Ever since I first saw it, I’ve been intrigued by a dreamlike surrealist painting by Desmond Morris, author of The Naked Ape and wondered if he’d ever visited Deia. I decided to find out.
Fifty years ago, the British zoologist Desmond Morris published The Naked Ape. The book, described by The Guardian as ‘career-defining, life-changing, collective-mentality-altering’ was an instant bestseller and serialised in The Daily Mirror.
Morris’s book was called The Naked Ape because humans are the only species of monkey or ape not covered in hair. He suggested that we lost our all-over body hair because this increased the pleasure of being touched, helping men and women bond more intensively. Morris also argued that female breasts evolved their rounded shape to become sexually appealing rather than to provide milk. As you might imagine, reducing women to sex objects didn’t go down too well in the militantly feminist mid-60s.
Men, however, would have been delighted to know that the human male has the biggest penis of all the apes.
Perhaps because of this emphasis on human sexuality, The Naked Ape was an instant bestseller, enabling Morris to move his family to a 27-room house in Malta. To date it has sold 20 million copies and been translated into 23 languages. But the book’s phenomenal success has overshadowed another aspect of Morris’s remarkable life.
Surrealism, Miro, chimpanzees
Desmond Morris claims to have no idea how and why he started painting but his first one-man show was in 1948, when he was 24. In 1950, he exhibited with Joan Miró, the Spanish surrealist and abstract painter who lived for many years just outside Palma. Morris’s own surrealist paintings of what he calls ‘biomorphs’ – curved shapes suggestive of nature – recall Miro’s own biomorphic forms. Although the landscape in which Morris places them is suggestive of Dali.
Dali himself supported Morris’s controversial 1957 exhibition of art made by chimpanzees at London’s Institute of Contemporary Arts. He recognised that Congo, one of the painting chimpanzees, was attempting to make a controlled pattern. Comparing Congo unfavourably to Jackson Pollock, Dali quipped ‘The hand of the chimpanzee is quasi-human. The hand of Jackson Pollock is totally animal.’
Picasso was also sympathetic to Morris’s ‘zoological experiment on the roots of human art’. He had a painting by Congo in his collection. When a journalist asked why, Picasso bit him.
Dreaming on canvas – the last living surrealist

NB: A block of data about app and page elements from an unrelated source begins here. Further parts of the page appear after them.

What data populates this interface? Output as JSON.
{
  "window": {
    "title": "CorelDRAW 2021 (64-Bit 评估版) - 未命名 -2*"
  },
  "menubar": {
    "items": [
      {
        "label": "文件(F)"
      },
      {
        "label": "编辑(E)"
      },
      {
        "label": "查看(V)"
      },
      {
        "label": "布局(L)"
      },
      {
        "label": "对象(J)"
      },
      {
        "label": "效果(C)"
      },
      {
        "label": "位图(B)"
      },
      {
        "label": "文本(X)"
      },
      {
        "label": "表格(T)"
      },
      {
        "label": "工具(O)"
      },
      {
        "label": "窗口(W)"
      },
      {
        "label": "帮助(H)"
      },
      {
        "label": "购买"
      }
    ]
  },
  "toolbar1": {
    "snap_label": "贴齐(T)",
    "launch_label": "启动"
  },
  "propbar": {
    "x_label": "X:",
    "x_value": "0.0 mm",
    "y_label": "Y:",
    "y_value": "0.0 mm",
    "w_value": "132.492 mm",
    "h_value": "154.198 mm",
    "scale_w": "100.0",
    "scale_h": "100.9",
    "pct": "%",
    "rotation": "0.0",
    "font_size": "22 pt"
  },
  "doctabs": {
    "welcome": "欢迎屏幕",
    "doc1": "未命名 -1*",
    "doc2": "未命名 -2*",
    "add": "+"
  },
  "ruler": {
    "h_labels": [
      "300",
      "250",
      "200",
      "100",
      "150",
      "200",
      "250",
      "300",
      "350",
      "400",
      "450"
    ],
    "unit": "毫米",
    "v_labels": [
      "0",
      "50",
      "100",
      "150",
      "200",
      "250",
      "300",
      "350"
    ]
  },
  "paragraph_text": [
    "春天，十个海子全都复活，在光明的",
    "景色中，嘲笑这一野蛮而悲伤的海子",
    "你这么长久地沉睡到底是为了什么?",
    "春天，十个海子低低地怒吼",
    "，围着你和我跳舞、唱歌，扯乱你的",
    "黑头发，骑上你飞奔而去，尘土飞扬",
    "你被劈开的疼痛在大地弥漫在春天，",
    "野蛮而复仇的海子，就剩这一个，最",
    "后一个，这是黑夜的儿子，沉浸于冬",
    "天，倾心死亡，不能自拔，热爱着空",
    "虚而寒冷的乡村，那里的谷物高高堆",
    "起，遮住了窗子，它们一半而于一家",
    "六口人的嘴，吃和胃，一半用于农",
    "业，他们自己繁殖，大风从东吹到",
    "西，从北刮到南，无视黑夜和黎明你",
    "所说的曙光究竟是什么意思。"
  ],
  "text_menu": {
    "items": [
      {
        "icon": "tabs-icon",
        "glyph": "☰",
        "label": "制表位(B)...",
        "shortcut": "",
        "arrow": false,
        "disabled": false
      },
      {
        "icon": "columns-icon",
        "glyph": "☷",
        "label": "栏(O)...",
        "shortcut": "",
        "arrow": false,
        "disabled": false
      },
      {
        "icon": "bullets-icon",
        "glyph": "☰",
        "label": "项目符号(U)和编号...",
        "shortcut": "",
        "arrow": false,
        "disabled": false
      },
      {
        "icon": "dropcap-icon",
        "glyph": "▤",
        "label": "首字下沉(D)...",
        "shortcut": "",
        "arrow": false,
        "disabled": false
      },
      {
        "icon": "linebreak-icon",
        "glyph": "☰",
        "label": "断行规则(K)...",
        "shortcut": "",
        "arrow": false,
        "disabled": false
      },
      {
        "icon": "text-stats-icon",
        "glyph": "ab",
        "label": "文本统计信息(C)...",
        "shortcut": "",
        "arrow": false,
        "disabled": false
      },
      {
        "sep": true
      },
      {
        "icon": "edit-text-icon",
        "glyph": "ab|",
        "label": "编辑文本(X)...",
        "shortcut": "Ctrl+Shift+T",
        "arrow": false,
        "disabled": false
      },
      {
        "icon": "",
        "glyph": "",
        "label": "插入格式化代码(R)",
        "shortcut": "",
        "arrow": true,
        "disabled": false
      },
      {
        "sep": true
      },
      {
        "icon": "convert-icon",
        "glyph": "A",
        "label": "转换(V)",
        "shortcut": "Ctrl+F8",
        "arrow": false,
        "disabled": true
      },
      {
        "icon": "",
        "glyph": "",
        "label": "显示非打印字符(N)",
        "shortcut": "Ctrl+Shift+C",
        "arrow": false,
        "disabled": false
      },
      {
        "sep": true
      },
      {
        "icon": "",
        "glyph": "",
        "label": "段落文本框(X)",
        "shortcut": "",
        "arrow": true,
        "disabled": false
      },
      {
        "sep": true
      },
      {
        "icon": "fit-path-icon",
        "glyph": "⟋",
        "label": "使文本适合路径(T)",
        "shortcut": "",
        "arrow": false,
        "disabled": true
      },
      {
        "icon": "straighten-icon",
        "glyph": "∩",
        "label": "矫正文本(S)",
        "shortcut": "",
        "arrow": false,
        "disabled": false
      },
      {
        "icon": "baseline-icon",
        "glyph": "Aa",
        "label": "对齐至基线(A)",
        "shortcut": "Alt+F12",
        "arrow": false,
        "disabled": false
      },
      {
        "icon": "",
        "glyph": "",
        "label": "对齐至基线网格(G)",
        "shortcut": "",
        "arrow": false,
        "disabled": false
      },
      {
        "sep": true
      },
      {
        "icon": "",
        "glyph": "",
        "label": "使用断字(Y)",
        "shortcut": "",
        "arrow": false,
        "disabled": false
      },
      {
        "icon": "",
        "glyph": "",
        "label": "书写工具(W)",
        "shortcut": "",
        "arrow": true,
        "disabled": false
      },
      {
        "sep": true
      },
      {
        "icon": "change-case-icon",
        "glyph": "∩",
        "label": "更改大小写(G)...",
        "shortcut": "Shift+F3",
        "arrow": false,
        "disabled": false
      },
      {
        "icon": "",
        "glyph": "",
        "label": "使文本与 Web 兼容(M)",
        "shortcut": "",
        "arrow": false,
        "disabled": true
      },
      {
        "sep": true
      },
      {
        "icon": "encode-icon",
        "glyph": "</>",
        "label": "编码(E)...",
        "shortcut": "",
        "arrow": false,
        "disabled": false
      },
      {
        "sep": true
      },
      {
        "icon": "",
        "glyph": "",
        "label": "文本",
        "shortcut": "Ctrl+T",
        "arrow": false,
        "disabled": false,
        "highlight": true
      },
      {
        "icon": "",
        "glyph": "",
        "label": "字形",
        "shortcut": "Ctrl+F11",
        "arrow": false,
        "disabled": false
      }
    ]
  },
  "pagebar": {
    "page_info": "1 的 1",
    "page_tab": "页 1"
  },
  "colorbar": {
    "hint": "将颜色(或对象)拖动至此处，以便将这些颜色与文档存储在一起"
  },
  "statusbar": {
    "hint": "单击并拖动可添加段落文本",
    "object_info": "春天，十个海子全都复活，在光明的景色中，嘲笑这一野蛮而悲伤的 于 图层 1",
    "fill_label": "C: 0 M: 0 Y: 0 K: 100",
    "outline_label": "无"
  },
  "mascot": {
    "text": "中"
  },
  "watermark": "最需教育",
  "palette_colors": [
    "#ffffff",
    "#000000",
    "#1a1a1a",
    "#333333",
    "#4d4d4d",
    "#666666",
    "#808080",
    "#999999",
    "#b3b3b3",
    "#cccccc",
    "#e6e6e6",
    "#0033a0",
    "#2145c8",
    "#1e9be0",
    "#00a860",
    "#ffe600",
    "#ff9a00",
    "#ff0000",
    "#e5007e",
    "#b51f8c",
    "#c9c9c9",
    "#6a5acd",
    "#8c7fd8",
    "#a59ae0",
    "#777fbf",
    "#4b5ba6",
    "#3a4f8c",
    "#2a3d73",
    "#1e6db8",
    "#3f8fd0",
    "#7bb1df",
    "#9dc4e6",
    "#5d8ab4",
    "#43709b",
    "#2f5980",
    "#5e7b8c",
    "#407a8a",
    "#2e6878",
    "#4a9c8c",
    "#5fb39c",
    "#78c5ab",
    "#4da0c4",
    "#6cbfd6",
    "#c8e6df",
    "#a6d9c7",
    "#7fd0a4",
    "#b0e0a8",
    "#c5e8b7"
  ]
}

Now 89, Desmond Morris calls himself the ‘last living surrealist’. His paintings are increasingly highly-regarded and collected. Morris himself suggests that this is because ‘they think I’m going to conk out at any minute – which I probably am – [and] they are buying me up before my prices double.’
Despite Morris’s tongue in cheek take on his late-blooming recognition, it’s certainly true that he is finally being recognised as a fine surrealist painter. A recent BBC Four documentary described Morris as ‘By day, a rational scientist, writer and broadcaster with a mission to explain; by night, a painter of dreamlike images, which mystify even Morris himself…Every night, between 10pm and 4 in the morning, while the rest of us are dreaming in our beds, Desmond Morris dreams on canvas.’
It’s a lovely image that gets to the heart of the appeal of Morris’s painting for me. One of his paintings in particular, Disturbance in the Colony, has an especially dreamlike quality. Something about this painting, I think it was the title as much as the thing itself, suggested Deia to me.
Desmond Morris in Deia
I knew that legendary publisher Tom Maschler who commissioned The Naked Ape and was instrumental in its success was an early champion of Alan Sillitoe whose breakthrough 1958 novel Saturday Night and Sunday Morning was written in Soller. I wondered if Maschler had visited Mallorca and perhaps suggested Desmond Morris go to Deia.
After my Googling around failed to turn up any answers, I asked Jackie Waldren if there was a connection between Morris and Deia. I really should have gone straight to Jackie in the first place. This is what she told me.
‘An English man holding the book The Balearic Islands by Luis Pericot knocked on our door around this time some 30 plus years ago. He introduced himself and asked if the man who discovered the pot shown in a photograph in the book lived here. I said yes and asked him, his wife and young son to come in while I called my husband Bill. I didn’t connect with the man’s name until he and Bill were deeply involved in conversation and I suddenly asked his wife “Naked Ape Desmond Morris?”. She replied, “Yes indeed”. As geologists, paleontologists, surrealist painters and Aquarians, Bill and Desmond connected instantly. When we moved to Oxford, he threw us a welcome party and invited all the important people in archaeology. He also gave me a brilliant reference for the first job I ever got in Oxford. I’ll always remember those times.’
Thank you once again, Jackie.